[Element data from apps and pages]
-*-
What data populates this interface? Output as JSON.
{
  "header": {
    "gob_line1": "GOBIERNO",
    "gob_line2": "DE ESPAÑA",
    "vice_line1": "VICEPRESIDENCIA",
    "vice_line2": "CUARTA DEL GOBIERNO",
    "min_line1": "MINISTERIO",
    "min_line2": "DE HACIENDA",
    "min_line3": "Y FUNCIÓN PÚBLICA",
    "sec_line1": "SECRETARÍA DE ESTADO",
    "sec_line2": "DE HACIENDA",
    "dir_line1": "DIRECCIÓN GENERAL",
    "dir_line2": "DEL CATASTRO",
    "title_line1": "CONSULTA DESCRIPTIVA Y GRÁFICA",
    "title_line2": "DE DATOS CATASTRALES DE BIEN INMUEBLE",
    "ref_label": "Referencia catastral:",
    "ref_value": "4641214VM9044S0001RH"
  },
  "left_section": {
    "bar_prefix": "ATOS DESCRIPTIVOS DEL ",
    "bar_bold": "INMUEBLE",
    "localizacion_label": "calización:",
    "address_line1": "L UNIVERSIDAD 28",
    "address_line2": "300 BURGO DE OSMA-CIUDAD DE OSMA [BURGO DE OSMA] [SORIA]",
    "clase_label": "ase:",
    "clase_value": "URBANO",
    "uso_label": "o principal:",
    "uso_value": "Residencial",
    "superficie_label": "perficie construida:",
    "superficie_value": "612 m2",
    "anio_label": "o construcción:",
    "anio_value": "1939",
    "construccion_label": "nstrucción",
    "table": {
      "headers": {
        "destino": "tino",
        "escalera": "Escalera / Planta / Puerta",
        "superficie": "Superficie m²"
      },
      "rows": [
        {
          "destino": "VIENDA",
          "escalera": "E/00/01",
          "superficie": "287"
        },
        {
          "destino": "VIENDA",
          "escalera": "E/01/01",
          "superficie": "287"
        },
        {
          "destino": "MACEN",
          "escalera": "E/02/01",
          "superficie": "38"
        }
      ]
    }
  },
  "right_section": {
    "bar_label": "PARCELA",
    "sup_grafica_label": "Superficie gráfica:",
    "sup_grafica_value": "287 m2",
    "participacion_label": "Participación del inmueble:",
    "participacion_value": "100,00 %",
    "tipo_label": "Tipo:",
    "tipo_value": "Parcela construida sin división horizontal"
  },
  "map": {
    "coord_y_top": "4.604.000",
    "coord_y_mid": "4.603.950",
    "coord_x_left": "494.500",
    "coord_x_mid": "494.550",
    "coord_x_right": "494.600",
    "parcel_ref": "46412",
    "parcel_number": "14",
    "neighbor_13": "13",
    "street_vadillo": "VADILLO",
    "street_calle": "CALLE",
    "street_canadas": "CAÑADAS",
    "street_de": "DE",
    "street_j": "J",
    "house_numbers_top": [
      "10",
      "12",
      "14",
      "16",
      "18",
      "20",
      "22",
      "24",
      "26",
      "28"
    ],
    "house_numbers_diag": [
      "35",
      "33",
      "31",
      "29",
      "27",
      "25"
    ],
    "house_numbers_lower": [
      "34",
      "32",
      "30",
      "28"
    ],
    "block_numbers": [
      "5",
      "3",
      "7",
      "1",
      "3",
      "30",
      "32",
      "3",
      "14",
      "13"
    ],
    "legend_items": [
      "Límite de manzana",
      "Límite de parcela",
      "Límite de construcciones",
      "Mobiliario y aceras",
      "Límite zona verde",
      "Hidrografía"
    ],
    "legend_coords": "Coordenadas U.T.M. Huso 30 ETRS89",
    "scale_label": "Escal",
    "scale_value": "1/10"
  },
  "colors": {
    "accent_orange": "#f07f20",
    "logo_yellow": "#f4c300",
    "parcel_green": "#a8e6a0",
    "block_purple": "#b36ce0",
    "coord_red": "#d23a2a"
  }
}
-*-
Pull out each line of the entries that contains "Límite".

» FINAL ANSWER:
      "Límite de manzana",
      "Límite de parcela",
      "Límite de construcciones",
      "Límite zona verde",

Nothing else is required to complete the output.